There is evidence that integrated tuberculosis and HIV care Is associated with improved mortality and that concurrent ART reduces mortality risk by 64 to 95% in patients receiving treatment for HIV-associated TB. One would therefore anticipate that there would be improvement in outcomes by the establishment of an integrated TB and HIV clinic at Mulago hospital in Kampala, Uganda; however, anecdotally, the expected improvements in mortality have not been achieved. My role in the 6 weeks I will spend on site will be to do a thorough chart review of the electronic medical records kept by the clinic in an attempt to identify characteristics of patients or of their treatment course that are associated with poor outcomes, including relapse of tuberculosis and death. If I am able to identify risk factors for poor outcomes, there would be an opportunity for the clinic to make operational interventions to improve outcomes moving forward. This project will provide me with necessary research experience in terms of critical thinking and data analysis and hopefully will make an impact on the lives of those patients who are seen in the clinic. In addition, by obtaining my medical license and working in the clinic seeing patients and assisting with procedures, I will have the opportunity to see advanced pathology and learn about the treatment of tropical diseases in a low income setting, which will be important to my future career as I plan to continue to work in the international arena.
I spent 7 weeks in Kampala, Uganda. My time was split between a couple of research projects and a clinical experience in Mulago hospital. My home base was the IDI (Infectious Disease Institute), with which Hopkins has an affiliation. I worked most closely with a doctor and nurse at the IDI; they were essential in helping me obtain the information I needed to complete my projects and in introducing me to clinicians in Mulago with whom I was able to work.
Both of my research projects were smaller nested projects within larger ongoing projects; this made it possible to actually complete the work in a short period of time. My first project was a retrospective chart review of the clinical charts of patients enrolled in an immunology study to try to pinpoint the differences in cytokine profiles between patients with HIV and those who were co-infected with HIV-TB. The laboratory data had already been collected and analyzed, but to put the lab data in context, we needed more clinical information about the patients. I was able to go through their IDI or Mulago charts to extract this information, which helped us perform new analyses on the laboratory data.
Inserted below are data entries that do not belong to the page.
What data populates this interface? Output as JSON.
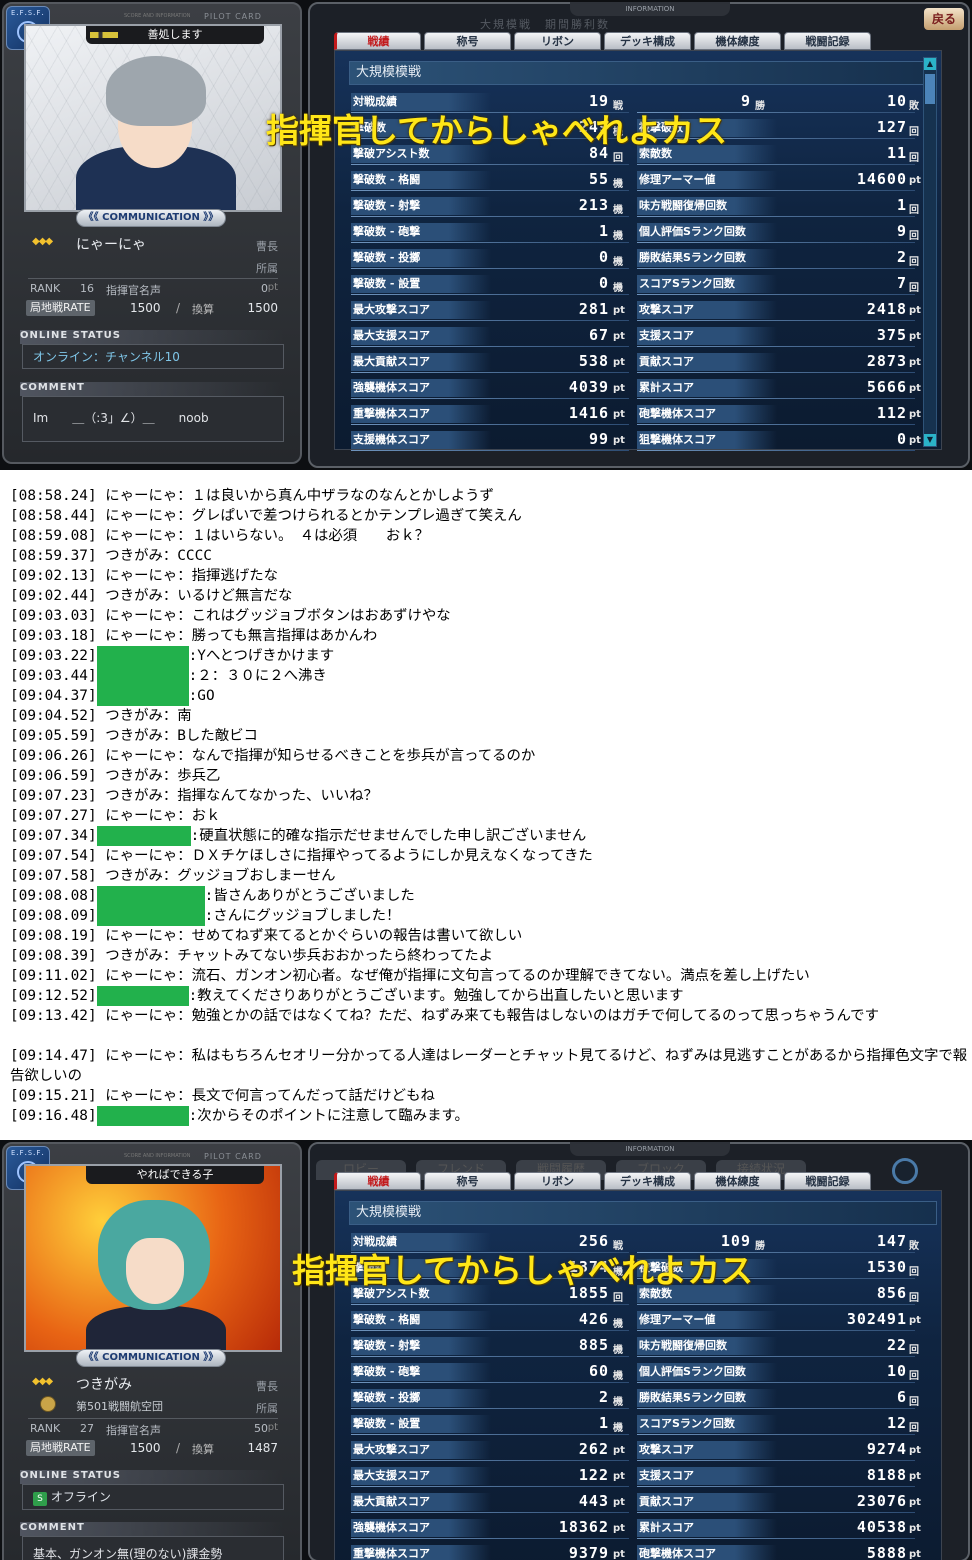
{
  "card_header": {
    "brand": "E.F.S.F.",
    "title": "PILOT CARD",
    "subtitle": "SCORE AND INFORMATION",
    "communication": "《《 COMMUNICATION 》》"
  },
  "info_header": {
    "title": "INFORMATION"
  },
  "online_status_label": "ONLINE STATUS",
  "comment_label": "COMMENT",
  "rate_label": "局地戦RATE",
  "rank_label": "RANK",
  "shikikan_label": "指揮官名声",
  "pt_unit": "pt",
  "calc_label": "換算",
  "shozoku_label": "所属",
  "overlay_text": "指揮官してからしゃべれよカス",
  "tabs": [
    "戦績",
    "称号",
    "リボン",
    "デッキ構成",
    "機体練度",
    "戦闘記録"
  ],
  "panel1": {
    "card_title": "善処します",
    "name": "にゃーにゃ",
    "rank_title": "曹長",
    "corps": "",
    "rank": "16",
    "shikikan": "0",
    "rate": "1500",
    "rate_calc": "1500",
    "online": "オンライン：チャンネル10",
    "comment": "Im　　＿（:3」∠）＿　　noob",
    "info_sub": "大規模戦　期間勝利数",
    "back": "戻る",
    "category": "大規模模戦",
    "rows": [
      {
        "l1": "対戦成績",
        "v1": "19",
        "u1": "戦",
        "mid": "9",
        "mu": "勝",
        "v2": "10",
        "u2": "敗"
      },
      {
        "l1": "撃破数",
        "v1": "249",
        "u1": "機",
        "l2": "被撃破数",
        "v2": "127",
        "u2": "回"
      },
      {
        "l1": "撃破アシスト数",
        "v1": "84",
        "u1": "回",
        "l2": "索敵数",
        "v2": "11",
        "u2": "回"
      },
      {
        "l1": "撃破数 - 格闘",
        "v1": "55",
        "u1": "機",
        "l2": "修理アーマー値",
        "v2": "14600",
        "u2": "pt"
      },
      {
        "l1": "撃破数 - 射撃",
        "v1": "213",
        "u1": "機",
        "l2": "味方戦闘復帰回数",
        "v2": "1",
        "u2": "回"
      },
      {
        "l1": "撃破数 - 砲撃",
        "v1": "1",
        "u1": "機",
        "l2": "個人評価Sランク回数",
        "v2": "9",
        "u2": "回"
      },
      {
        "l1": "撃破数 - 投擲",
        "v1": "0",
        "u1": "機",
        "l2": "勝敗結果Sランク回数",
        "v2": "2",
        "u2": "回"
      },
      {
        "l1": "撃破数 - 設置",
        "v1": "0",
        "u1": "機",
        "l2": "スコアSランク回数",
        "v2": "7",
        "u2": "回"
      },
      {
        "l1": "最大攻撃スコア",
        "v1": "281",
        "u1": "pt",
        "l2": "攻撃スコア",
        "v2": "2418",
        "u2": "pt"
      },
      {
        "l1": "最大支援スコア",
        "v1": "67",
        "u1": "pt",
        "l2": "支援スコア",
        "v2": "375",
        "u2": "pt"
      },
      {
        "l1": "最大貢献スコア",
        "v1": "538",
        "u1": "pt",
        "l2": "貢献スコア",
        "v2": "2873",
        "u2": "pt"
      },
      {
        "l1": "強襲機体スコア",
        "v1": "4039",
        "u1": "pt",
        "l2": "累計スコア",
        "v2": "5666",
        "u2": "pt"
      },
      {
        "l1": "重撃機体スコア",
        "v1": "1416",
        "u1": "pt",
        "l2": "砲撃機体スコア",
        "v2": "112",
        "u2": "pt"
      },
      {
        "l1": "支援機体スコア",
        "v1": "99",
        "u1": "pt",
        "l2": "狙撃機体スコア",
        "v2": "0",
        "u2": "pt"
      }
    ]
  },
  "panel2": {
    "card_title": "やればできる子",
    "name": "つきがみ",
    "rank_title": "曹長",
    "corps": "第501戦闘航空団",
    "rank": "27",
    "shikikan": "50",
    "rate": "1500",
    "rate_calc": "1487",
    "online_icon": "S",
    "online": "オフライン",
    "comment": "基本、ガンオン無(理のない)課金勢",
    "category": "大規模模戦",
    "ghost_tabs": [
      "ロビー",
      "フレンド",
      "戦闘履歴",
      "ブロック",
      "接続状況"
    ],
    "rows": [
      {
        "l1": "対戦成績",
        "v1": "256",
        "u1": "戦",
        "mid": "109",
        "mu": "勝",
        "v2": "147",
        "u2": "敗"
      },
      {
        "l1": "撃破数",
        "v1": "1374",
        "u1": "機",
        "l2": "被撃破数",
        "v2": "1530",
        "u2": "回"
      },
      {
        "l1": "撃破アシスト数",
        "v1": "1855",
        "u1": "回",
        "l2": "索敵数",
        "v2": "856",
        "u2": "回"
      },
      {
        "l1": "撃破数 - 格闘",
        "v1": "426",
        "u1": "機",
        "l2": "修理アーマー値",
        "v2": "302491",
        "u2": "pt"
      },
      {
        "l1": "撃破数 - 射撃",
        "v1": "885",
        "u1": "機",
        "l2": "味方戦闘復帰回数",
        "v2": "22",
        "u2": "回"
      },
      {
        "l1": "撃破数 - 砲撃",
        "v1": "60",
        "u1": "機",
        "l2": "個人評価Sランク回数",
        "v2": "10",
        "u2": "回"
      },
      {
        "l1": "撃破数 - 投擲",
        "v1": "2",
        "u1": "機",
        "l2": "勝敗結果Sランク回数",
        "v2": "6",
        "u2": "回"
      },
      {
        "l1": "撃破数 - 設置",
        "v1": "1",
        "u1": "機",
        "l2": "スコアSランク回数",
        "v2": "12",
        "u2": "回"
      },
      {
        "l1": "最大攻撃スコア",
        "v1": "262",
        "u1": "pt",
        "l2": "攻撃スコア",
        "v2": "9274",
        "u2": "pt"
      },
      {
        "l1": "最大支援スコア",
        "v1": "122",
        "u1": "pt",
        "l2": "支援スコア",
        "v2": "8188",
        "u2": "pt"
      },
      {
        "l1": "最大貢献スコア",
        "v1": "443",
        "u1": "pt",
        "l2": "貢献スコア",
        "v2": "23076",
        "u2": "pt"
      },
      {
        "l1": "強襲機体スコア",
        "v1": "18362",
        "u1": "pt",
        "l2": "累計スコア",
        "v2": "40538",
        "u2": "pt"
      },
      {
        "l1": "重撃機体スコア",
        "v1": "9379",
        "u1": "pt",
        "l2": "砲撃機体スコア",
        "v2": "5888",
        "u2": "pt"
      }
    ]
  },
  "chat": [
    {
      "t": "[08:58.24]",
      "s": "にゃーにゃ",
      "m": "１は良いから真ん中ザラなのなんとかしようず"
    },
    {
      "t": "[08:58.44]",
      "s": "にゃーにゃ",
      "m": "グレぱいで差つけられるとかテンプレ過ぎて笑えん"
    },
    {
      "t": "[08:59.08]",
      "s": "にゃーにゃ",
      "m": "１はいらない。　４は必須　　おｋ？"
    },
    {
      "t": "[08:59.37]",
      "s": "つきがみ",
      "m": "CCCC"
    },
    {
      "t": "[09:02.13]",
      "s": "にゃーにゃ",
      "m": "指揮逃げたな"
    },
    {
      "t": "[09:02.44]",
      "s": "つきがみ",
      "m": "いるけど無言だな"
    },
    {
      "t": "[09:03.03]",
      "s": "にゃーにゃ",
      "m": "これはグッジョブボタンはおあずけやな"
    },
    {
      "t": "[09:03.18]",
      "s": "にゃーにゃ",
      "m": "勝っても無言指揮はあかんわ"
    },
    {
      "t": "[09:03.22]",
      "mask": 92,
      "m": "Yへとつげきかけます"
    },
    {
      "t": "[09:03.44]",
      "mask": 92,
      "m": "２：３０に２へ沸き"
    },
    {
      "t": "[09:04.37]",
      "mask": 92,
      "m": "GO"
    },
    {
      "t": "[09:04.52]",
      "s": "つきがみ",
      "m": "南"
    },
    {
      "t": "[09:05.59]",
      "s": "つきがみ",
      "m": "Bした敵ビコ"
    },
    {
      "t": "[09:06.26]",
      "s": "にゃーにゃ",
      "m": "なんで指揮が知らせるべきことを歩兵が言ってるのか"
    },
    {
      "t": "[09:06.59]",
      "s": "つきがみ",
      "m": "歩兵乙"
    },
    {
      "t": "[09:07.23]",
      "s": "つきがみ",
      "m": "指揮なんてなかった、いいね？"
    },
    {
      "t": "[09:07.27]",
      "s": "にゃーにゃ",
      "m": "おｋ"
    },
    {
      "t": "[09:07.34]",
      "mask": 94,
      "m": "硬直状態に的確な指示だせませんでした申し訳ございません"
    },
    {
      "t": "[09:07.54]",
      "s": "にゃーにゃ",
      "m": "ＤＸチケほしさに指揮やってるようにしか見えなくなってきた"
    },
    {
      "t": "[09:07.58]",
      "s": "つきがみ",
      "m": "グッジョブおしまーせん"
    },
    {
      "t": "[09:08.08]",
      "mask": 108,
      "m": "皆さんありがとうございました"
    },
    {
      "t": "[09:08.09]",
      "mask": 108,
      "m": "さんにグッジョブしました！"
    },
    {
      "t": "[09:08.19]",
      "s": "にゃーにゃ",
      "m": "せめてねず来てるとかぐらいの報告は書いて欲しい"
    },
    {
      "t": "[09:08.39]",
      "s": "つきがみ",
      "m": "チャットみてない歩兵おおかったら終わってたよ"
    },
    {
      "t": "[09:11.02]",
      "s": "にゃーにゃ",
      "m": "流石、ガンオン初心者。なぜ俺が指揮に文句言ってるのか理解できてない。満点を差し上げたい"
    },
    {
      "t": "[09:12.52]",
      "mask": 92,
      "m": "教えてくださりありがとうございます。勉強してから出直したいと思います"
    },
    {
      "t": "[09:13.42]",
      "s": "にゃーにゃ",
      "m": "勉強とかの話ではなくてね？ただ、ねずみ来ても報告はしないのはガチで何してるのって思っちゃうんです",
      "wrap": true
    },
    {
      "t": "[09:14.47]",
      "s": "にゃーにゃ",
      "m": "私はもちろんセオリー分かってる人達はレーダーとチャット見てるけど、ねずみは見逃すことがあるから指揮色文字で報告欲しいの",
      "wrap": true
    },
    {
      "t": "[09:15.21]",
      "s": "にゃーにゃ",
      "m": "長文で何言ってんだって話だけどもね"
    },
    {
      "t": "[09:16.48]",
      "mask": 92,
      "m": "次からそのポイントに注意して臨みます。"
    }
  ]
}
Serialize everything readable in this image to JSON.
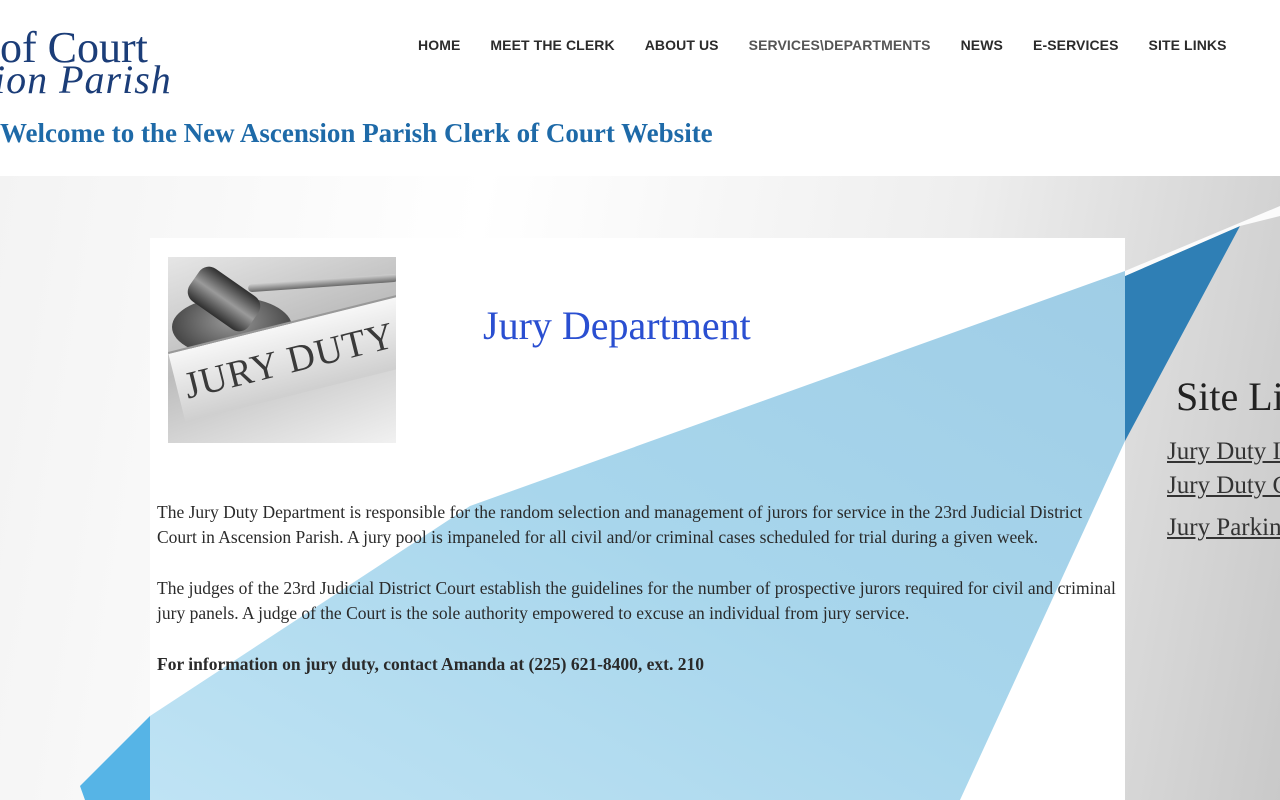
{
  "logo": {
    "line1": "of Court",
    "line2": "ion Parish"
  },
  "nav": {
    "items": [
      {
        "label": "HOME"
      },
      {
        "label": "MEET THE CLERK"
      },
      {
        "label": "ABOUT US"
      },
      {
        "label": "SERVICES\\DEPARTMENTS",
        "active": true
      },
      {
        "label": "NEWS"
      },
      {
        "label": "E-SERVICES"
      },
      {
        "label": "SITE LINKS"
      }
    ]
  },
  "welcome": "Welcome to the New Ascension Parish Clerk of Court Website",
  "department": {
    "image_text": "JURY DUTY",
    "title": "Jury Department",
    "paragraphs": [
      "The Jury Duty Department is responsible for the random selection and management of jurors for service in the 23rd Judicial District Court in Ascension Parish. A jury pool is impaneled for all civil and/or criminal cases scheduled for trial during a given week.",
      "The judges of the 23rd Judicial District Court establish the guidelines for the number of prospective jurors required for civil and criminal jury panels. A judge of the Court is the sole authority empowered to excuse an individual from jury service."
    ],
    "contact": "For information on jury duty, contact Amanda at (225) 621-8400, ext. 210"
  },
  "sidebar": {
    "title": "Site Li",
    "links": [
      {
        "label": "Jury Duty I"
      },
      {
        "label": "Jury Duty C"
      },
      {
        "label": "Jury Parkin"
      }
    ]
  },
  "colors": {
    "welcome": "#1e6aa8",
    "title": "#2a4fd1",
    "accent_blue": "#2f7fb5",
    "light_blue": "#a9d8ef"
  }
}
My second project required travel to a couple of rural towns, namely Kiboga, Ntwetwe, and Bukomero. These were three sites enrolled in a study about a TB diagnostic test called TB LAMP (loop mediated isothermal amplification); the laboratory part of this study had already been completed. The specificity and sensitivity of TB LAMP was compared to several other TB diagnostic methods, including smear, concentrated smear, MGIT culture, LJ culture, and Gene Xpert. My task was to go to each of these areas and try to identify whether or not patients who had positive results by any diagnostic method were put on TB treatment and whether or not they successfully completed treatment if they had started. I did this by going through the official TB register of each town. I was successful in obtaining a lot of information that will helpful in determining the time to treatment initiation by diagnostic method. I am hopeful that this information will prove helpful in proving to the Ugandan government that more Gene Xperts should be placed in rural areas to provide a quicker turnaround time on the diagnosis of TB and therefore result in more TB patients being initiated on therapy in a timely fashion.
Finally, I was able to spend some time doing clinical work in Mulago on the ID ward and the pulmonology ward. Many of the patients had pathology I had never had the opportunity to see before, and I was able to teach the Ugandan residents about pathologies like COPD that are very familiar to me but less familiar to them. Working on the wards was also extremely helpful in generating questions, both about disease processes and about system issues. Unfortunately, I spent my time on the wards at the end of my time in Uganda; if I went back, I would do the reverse, since the clinical experience provided a lot of context for the research I did. Overall, however, I had a very productive time that definitely solidified my interest in global health.